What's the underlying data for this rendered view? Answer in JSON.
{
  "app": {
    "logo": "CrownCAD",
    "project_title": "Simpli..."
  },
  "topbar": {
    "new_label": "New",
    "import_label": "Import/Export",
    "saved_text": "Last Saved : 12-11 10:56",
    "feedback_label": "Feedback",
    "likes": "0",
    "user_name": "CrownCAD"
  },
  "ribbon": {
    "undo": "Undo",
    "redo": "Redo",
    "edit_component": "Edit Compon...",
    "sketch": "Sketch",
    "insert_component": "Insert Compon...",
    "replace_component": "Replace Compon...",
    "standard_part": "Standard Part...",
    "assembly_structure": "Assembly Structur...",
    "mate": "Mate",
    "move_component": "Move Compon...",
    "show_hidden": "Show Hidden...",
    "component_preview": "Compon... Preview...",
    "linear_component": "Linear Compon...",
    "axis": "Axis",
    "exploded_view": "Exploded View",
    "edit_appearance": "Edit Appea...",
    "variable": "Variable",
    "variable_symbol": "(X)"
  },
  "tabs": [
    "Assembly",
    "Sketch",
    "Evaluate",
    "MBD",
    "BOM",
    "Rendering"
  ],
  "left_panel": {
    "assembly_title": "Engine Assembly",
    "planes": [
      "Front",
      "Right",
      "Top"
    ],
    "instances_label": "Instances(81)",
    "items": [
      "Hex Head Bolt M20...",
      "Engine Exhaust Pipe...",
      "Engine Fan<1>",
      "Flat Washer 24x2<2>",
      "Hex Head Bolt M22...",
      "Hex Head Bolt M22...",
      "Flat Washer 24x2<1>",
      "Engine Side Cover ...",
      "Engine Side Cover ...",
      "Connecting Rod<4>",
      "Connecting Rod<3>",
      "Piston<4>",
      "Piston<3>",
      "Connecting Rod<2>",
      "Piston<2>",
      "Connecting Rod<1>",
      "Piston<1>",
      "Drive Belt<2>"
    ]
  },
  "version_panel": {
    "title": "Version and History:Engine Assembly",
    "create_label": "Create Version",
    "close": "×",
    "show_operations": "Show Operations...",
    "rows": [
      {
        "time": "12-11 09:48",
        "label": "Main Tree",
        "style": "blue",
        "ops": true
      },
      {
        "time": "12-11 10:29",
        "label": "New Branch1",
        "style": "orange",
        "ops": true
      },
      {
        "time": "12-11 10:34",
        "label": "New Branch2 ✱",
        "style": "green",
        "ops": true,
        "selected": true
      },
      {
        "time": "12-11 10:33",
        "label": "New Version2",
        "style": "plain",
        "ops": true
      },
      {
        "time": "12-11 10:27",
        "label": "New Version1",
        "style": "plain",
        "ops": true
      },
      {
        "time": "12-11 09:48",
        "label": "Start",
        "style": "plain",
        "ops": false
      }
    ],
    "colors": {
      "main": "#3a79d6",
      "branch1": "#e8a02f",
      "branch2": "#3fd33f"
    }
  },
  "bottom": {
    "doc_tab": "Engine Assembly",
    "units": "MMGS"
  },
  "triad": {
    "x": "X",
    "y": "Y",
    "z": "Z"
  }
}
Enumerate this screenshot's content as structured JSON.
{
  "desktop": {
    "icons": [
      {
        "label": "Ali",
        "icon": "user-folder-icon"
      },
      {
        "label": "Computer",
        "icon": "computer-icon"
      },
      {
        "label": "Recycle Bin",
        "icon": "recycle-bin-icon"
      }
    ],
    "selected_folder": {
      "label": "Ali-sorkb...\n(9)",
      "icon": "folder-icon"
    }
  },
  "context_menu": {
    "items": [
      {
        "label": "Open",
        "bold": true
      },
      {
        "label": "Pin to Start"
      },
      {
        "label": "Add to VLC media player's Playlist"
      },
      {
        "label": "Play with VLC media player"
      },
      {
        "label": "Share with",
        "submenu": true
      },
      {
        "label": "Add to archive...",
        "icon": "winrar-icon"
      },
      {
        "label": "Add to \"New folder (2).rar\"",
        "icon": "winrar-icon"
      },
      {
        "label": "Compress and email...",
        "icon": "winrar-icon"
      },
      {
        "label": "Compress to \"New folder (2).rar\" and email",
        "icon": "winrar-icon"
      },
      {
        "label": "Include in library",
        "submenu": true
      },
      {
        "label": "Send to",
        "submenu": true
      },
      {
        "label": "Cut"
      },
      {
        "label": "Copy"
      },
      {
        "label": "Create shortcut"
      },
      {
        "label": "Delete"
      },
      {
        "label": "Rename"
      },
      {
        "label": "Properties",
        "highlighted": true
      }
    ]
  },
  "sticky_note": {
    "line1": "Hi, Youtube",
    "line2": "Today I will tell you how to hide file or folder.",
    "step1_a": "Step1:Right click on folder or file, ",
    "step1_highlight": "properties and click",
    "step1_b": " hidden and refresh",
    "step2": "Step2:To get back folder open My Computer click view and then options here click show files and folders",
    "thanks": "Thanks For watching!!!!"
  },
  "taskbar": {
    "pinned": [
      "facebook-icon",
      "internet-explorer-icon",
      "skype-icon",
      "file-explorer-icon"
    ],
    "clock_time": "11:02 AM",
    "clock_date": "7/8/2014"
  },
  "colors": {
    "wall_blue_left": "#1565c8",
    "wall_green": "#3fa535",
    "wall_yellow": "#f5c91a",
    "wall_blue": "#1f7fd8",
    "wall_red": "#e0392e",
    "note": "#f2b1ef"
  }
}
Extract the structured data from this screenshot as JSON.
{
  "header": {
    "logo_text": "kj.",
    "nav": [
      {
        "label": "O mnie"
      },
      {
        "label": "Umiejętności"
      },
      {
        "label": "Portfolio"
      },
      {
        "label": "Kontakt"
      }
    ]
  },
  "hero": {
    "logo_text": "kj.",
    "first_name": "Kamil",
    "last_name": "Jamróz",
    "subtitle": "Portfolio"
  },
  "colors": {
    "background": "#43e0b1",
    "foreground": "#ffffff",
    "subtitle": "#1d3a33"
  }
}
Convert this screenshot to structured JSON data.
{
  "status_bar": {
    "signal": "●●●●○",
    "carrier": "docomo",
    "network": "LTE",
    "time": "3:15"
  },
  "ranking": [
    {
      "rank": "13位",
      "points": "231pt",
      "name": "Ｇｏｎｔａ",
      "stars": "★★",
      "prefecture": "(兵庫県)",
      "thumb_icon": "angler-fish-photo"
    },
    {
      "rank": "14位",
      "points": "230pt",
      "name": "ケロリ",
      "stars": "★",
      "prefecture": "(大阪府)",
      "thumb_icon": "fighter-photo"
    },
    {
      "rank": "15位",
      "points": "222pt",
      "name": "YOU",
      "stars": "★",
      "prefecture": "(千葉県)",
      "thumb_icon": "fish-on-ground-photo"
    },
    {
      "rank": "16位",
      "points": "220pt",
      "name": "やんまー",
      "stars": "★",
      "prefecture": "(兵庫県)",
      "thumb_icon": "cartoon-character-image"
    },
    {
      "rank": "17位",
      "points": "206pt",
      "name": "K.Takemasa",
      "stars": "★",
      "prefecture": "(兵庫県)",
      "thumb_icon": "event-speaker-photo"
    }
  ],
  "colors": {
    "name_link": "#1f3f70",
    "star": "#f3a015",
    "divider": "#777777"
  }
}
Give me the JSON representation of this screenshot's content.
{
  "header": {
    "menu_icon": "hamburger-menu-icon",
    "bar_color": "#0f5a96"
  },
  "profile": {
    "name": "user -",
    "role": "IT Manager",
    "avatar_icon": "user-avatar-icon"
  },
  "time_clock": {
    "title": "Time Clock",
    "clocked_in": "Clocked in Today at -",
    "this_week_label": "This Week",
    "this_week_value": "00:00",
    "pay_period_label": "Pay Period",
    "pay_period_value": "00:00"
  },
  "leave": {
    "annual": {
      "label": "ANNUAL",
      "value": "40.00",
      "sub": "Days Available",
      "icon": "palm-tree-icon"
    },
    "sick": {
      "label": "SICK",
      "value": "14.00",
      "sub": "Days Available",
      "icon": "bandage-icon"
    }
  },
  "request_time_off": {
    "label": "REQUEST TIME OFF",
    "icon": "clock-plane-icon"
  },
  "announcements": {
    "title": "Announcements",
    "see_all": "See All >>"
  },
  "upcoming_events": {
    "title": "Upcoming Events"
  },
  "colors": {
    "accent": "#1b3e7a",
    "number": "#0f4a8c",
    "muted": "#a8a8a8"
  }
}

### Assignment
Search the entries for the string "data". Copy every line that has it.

### Exercise result
What's the underlying data for this rendered view? Answer in JSON.
Extract the structured data from this screenshot as JSON.
Convert this screenshot to structured JSON data.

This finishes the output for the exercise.